I don't get it. He thinks this is hilarious, but I don't know why.
The Gypsy materializes out of thin air, posing beside the fat lady's gaping stomach. She dips one finger into the pit and licks it. My stomach rolls over again, and I realize that the smell I've been attributing to my clown frienemy is too coppery for one person. It's both of them, him and the Fat Lady. Two pools of blood dripping on the floor.
"No." My voice is hoarse, and suddenly I'm exhausted. I want to get out of here, but I know they won't let me. It's a game, now. A sick, squalor-filled little trick that'll keep me up at night for the rest of my life. I want to believe it's a nightmare and I'll wake up eventually, but I know that's not the case. As weird as it is, there are too many details for it to be fake. The metal smell. The sticky feeling on my pants, where something that I thought was wine soaked me to the skin. The pressure of the Gypsy's hand on my back, the way the clown's hair wobbles when he laughs. No, this is real. I'm just in a horrible, horrible place.
I'm in hell. This is hell. And they're serving up people for dinner.

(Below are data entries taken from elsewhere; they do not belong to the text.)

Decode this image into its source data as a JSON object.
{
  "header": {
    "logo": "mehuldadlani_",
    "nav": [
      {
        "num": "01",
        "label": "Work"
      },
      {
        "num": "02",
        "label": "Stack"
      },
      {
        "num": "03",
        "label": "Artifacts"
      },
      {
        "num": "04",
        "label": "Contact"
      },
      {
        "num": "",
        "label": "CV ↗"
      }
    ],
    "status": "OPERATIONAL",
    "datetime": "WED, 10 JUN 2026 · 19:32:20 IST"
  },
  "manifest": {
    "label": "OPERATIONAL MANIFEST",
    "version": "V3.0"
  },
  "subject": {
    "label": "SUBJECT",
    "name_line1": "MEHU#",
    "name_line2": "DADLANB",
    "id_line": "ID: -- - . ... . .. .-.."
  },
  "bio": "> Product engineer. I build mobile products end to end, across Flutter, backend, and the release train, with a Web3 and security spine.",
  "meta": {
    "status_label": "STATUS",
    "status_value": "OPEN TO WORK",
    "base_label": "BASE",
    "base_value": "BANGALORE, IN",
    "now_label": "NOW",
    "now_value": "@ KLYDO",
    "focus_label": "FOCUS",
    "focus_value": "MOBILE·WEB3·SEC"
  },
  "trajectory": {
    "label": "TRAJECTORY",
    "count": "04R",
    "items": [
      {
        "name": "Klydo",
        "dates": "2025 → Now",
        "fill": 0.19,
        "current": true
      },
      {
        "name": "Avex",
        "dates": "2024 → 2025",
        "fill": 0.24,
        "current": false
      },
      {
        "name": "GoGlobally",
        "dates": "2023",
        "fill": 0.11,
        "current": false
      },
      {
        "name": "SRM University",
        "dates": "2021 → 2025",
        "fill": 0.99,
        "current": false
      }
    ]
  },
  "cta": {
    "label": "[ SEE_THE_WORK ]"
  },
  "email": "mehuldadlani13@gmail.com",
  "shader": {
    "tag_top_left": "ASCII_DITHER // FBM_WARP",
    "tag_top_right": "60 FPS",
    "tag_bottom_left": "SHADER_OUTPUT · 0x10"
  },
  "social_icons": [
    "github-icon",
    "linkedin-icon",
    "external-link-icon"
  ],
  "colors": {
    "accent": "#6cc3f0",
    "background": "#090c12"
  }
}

The Gypsy smiles, as if she can hear my thoughts. Then she beckons to my camera. "If you're ready, now would be the perfect time for a picture."